Physical Distancing

What does it mean?

“Physical Distancing” with social connectedness (formerly called social distancing) is a relatively new term that is being used to outline to citizens how they can reduce the risk of spreading COVID-19. Physical distancing is a term that refers to a conscious effort to reduce close contact between people and hopefully reduce community transmission of the virus.

The Government of Canada defines physical distancing as measures taken to minimize close contact with others in the community and include: quarantine and self-isolation at the individual level as well as other community-based approaches (e.g. avoiding crowding, school measures and closures, workplace measures and closures, public/mass gathering cancellations). This means that physical distancing includes everything from full-on quarantine to just generally avoiding crowded places.

The main point of physical distancing is taking the deliberate action to increase the space between people. If you do have to be in public, maintain physical distancing (2 metres separation) to decrease or eliminate the risk for droplet transmission. 

So what does this mean to the average resident or business?

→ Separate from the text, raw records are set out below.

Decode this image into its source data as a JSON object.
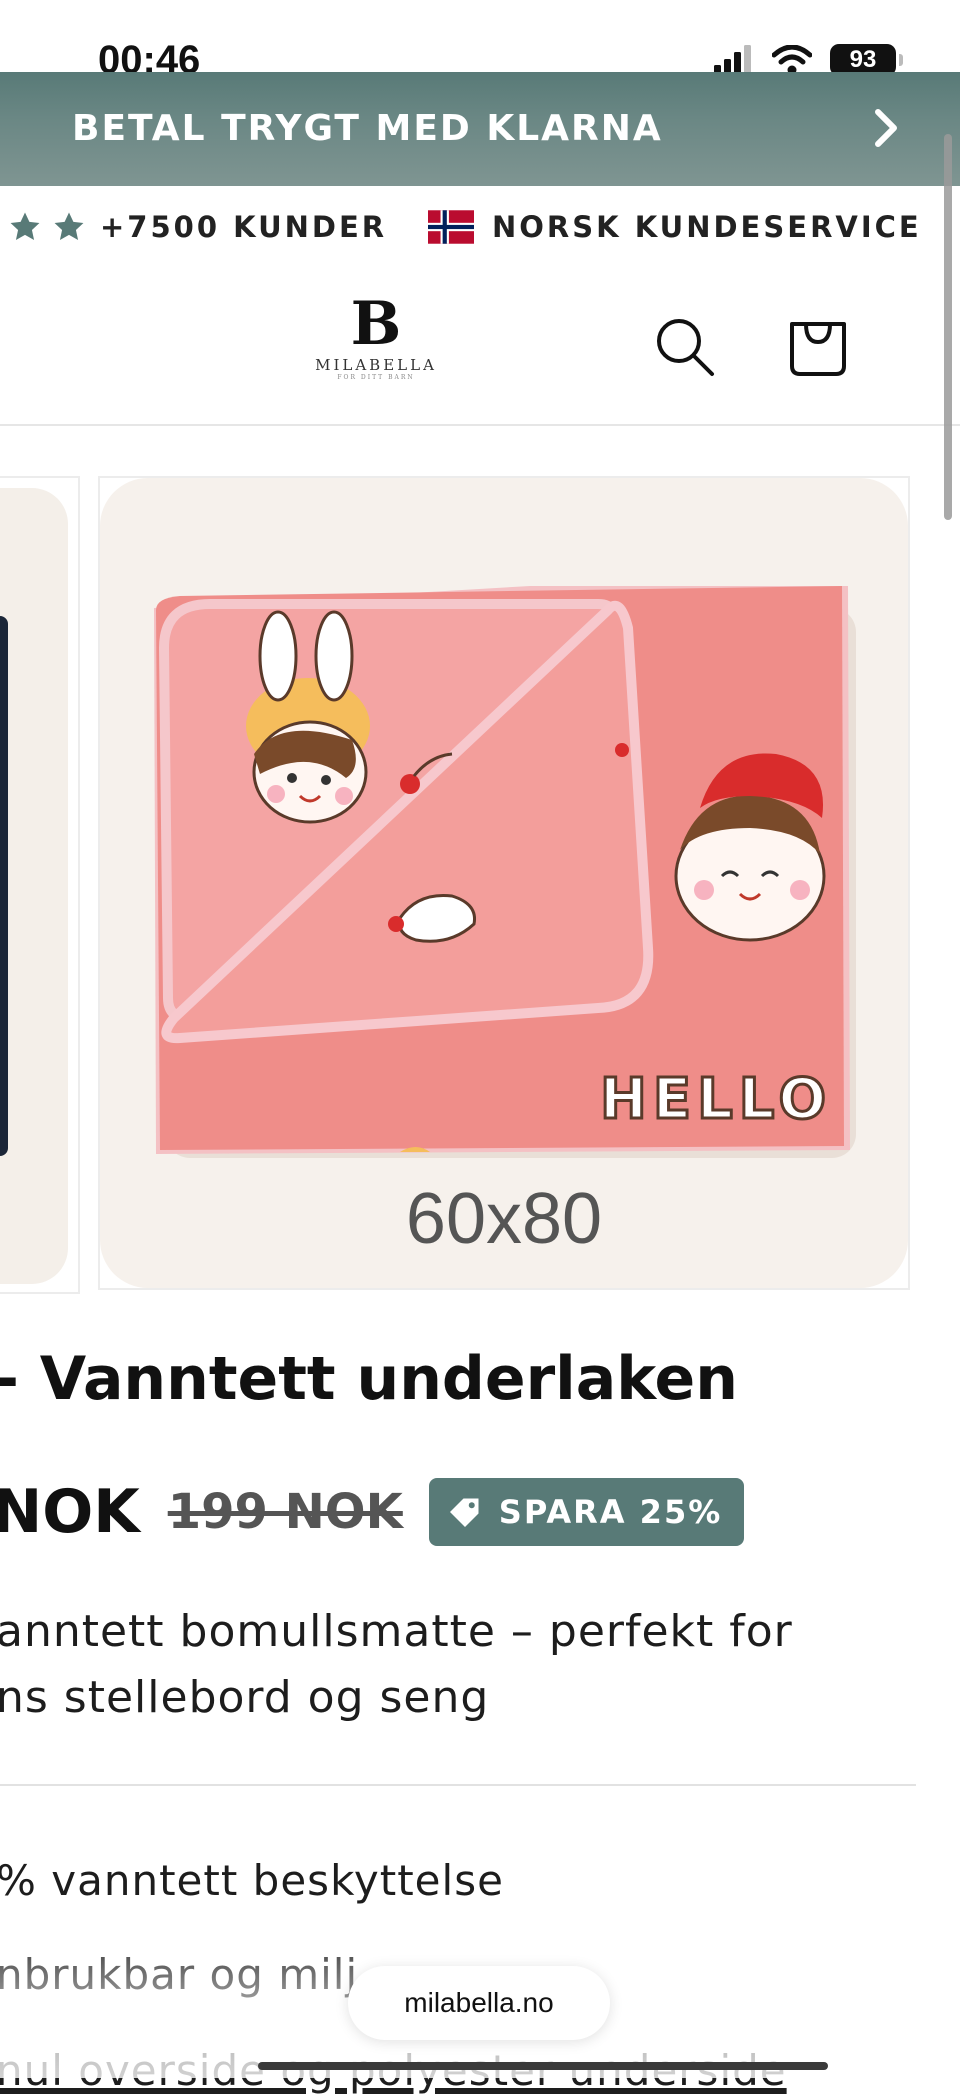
{
  "status_bar": {
    "time": "00:46",
    "battery": "93"
  },
  "promo_banner": {
    "text": "BETAL TRYGT MED KLARNA",
    "arrow_icon": "chevron-right-icon"
  },
  "trust_bar": {
    "customers": "+7500 KUNDER",
    "service": "NORSK KUNDESERVICE"
  },
  "header": {
    "logo": {
      "letter": "B",
      "name": "MILABELLA",
      "tagline": "FOR DITT BARN"
    },
    "search_icon": "search-icon",
    "cart_icon": "cart-icon"
  },
  "gallery": {
    "size_label": "60x80",
    "image_text": "HELLO"
  },
  "product": {
    "title": "- Vanntett underlaken",
    "price": "NOK",
    "compare_price": "199 NOK",
    "discount": "SPARA 25%",
    "description_line1": "anntett bomullsmatte – perfekt for",
    "description_line2": "ns stellebord og seng",
    "features": [
      "% vanntett beskyttelse",
      "nbrukbar og milj",
      "nul overside og polyester underside"
    ]
  },
  "browser": {
    "url": "milabella.no"
  },
  "colors": {
    "accent": "#587a77",
    "product_pink": "#f28a86"
  }
}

The City has taken steps to assist with physical distancing in St. Albert through current facility and front counter closures and event cancellations/postponements. We have also taken other steps, such as limiting the number of riders on buses to 50 per cent capacity to encourage distance between patrons during travel. Another recent example included limited seating space during the March 16 Council meeting in which seats were blocked off so that visitors could only sit 2 metres apart.

What can you do as a local business owner?

Premier Jason Kenney has announced the closure of all non-essential retail and personal service businesses, as well as dine-in restaurants, effective immediately, in order to maintain the health of Albertans.

If you have questions about whether your business is considered essential, please see the Government of Alberta’s list, or email the Government of Alberta directly at to:

When to not be at work

  • Follow Alberta Health Services guidelines for when to send home sick employees and when employees should initiate self-quarantine
  • Allow all employees who can to work from home
  • Remain flexible with hours of operations, allowing staff to stagger shifts, so they are not in close physical contact


  • Have hand sanitizer available to patrons as soon as they come into your business
  • Use disinfecting wipes to clean pin pads on credit/debit machines after each use.
  • Don’t have staff handle patron debit and credit cards; have patrons use the machine themselves and then disinfect the machine
  • Use gloves as much as possible


  • For department meetings and staff gatherings, cancel or keep to a smaller team. Use virtual meetings whenever possible
  • When you do have to be together, keep a distance of 2 metres between people
  • If your business will allow for it, close offices to foot traffic
  • Set back approaches to counters, so patrons stay 2 metres back from counter staff if feasible
  • Put up signs asking patrons to stay 2 metres apart in line-ups
  • Limit capacity in restaurants and businesses as much as possible, so patrons remain 2 metres apart
  • For close-contact industries such as hair-styling, massage, etc., follow Alberta Health Services guidelines, including thorough cleaning procedures and hand-washing

protect yourself and others

  • Keep at least 6 feet (the length of a bicycle) from others when going out for groceries, medical trips and other essential needs
  • Limit the number of times you leave your home for errands
  • Try to shop at less busy times
  • Order online to have groceries or other items delivered if possible
  • Go for a walk in your neighbourhood or park while maintaining distance from others
  • Avoid overcrowding in elevators or other enclosed spaces
  • Follow Alberta’s recommendations on mass gatherings
  • Wash or sanitize your hands after touching communal surfaces


  • Have people order in advance if possible and pay in advance for pickup or delivery
  • If you can pay in advance, have delivery orders dropped off on doorsteps without contact
  • Support local business as much as possible

For more information

Additional Information

The following definitions of the different levels of physical distancing were taken from the Government of Canada website and are described as follows:

  • Mandatory quarantine: Defined as “the imposed separation or restriction of movement of individuals, groups, or communities, for a defined period of time and in a location determined by the public health authority.
  • Isolation: Not leaving your home, using public transportation, having supplies delivered rather than doing your own errands, and, in the case that you do need to leave your home, wearing a mask and maintaining two metres distance from others.
  • Voluntary home quarantine (“self-isolation”): remaining in a home setting and avoiding contact with others.
  • Protective self-separation: Avoiding contact with others and staying home when possible. Recommended for those who are high-risk (older adults, those with chronic underlying medical conditions or people with compromised immune systems).
  • Voluntary avoidance of crowded places: Involves avoiding crowded places or anywhere that rapid self-isolation may not be possible at the onset of symptoms.  If you do have to be in public, maintain physical distancing (2 meters separation) to reduce the risk for droplet transmission. 

Related Pages

Last edited: April 2, 2020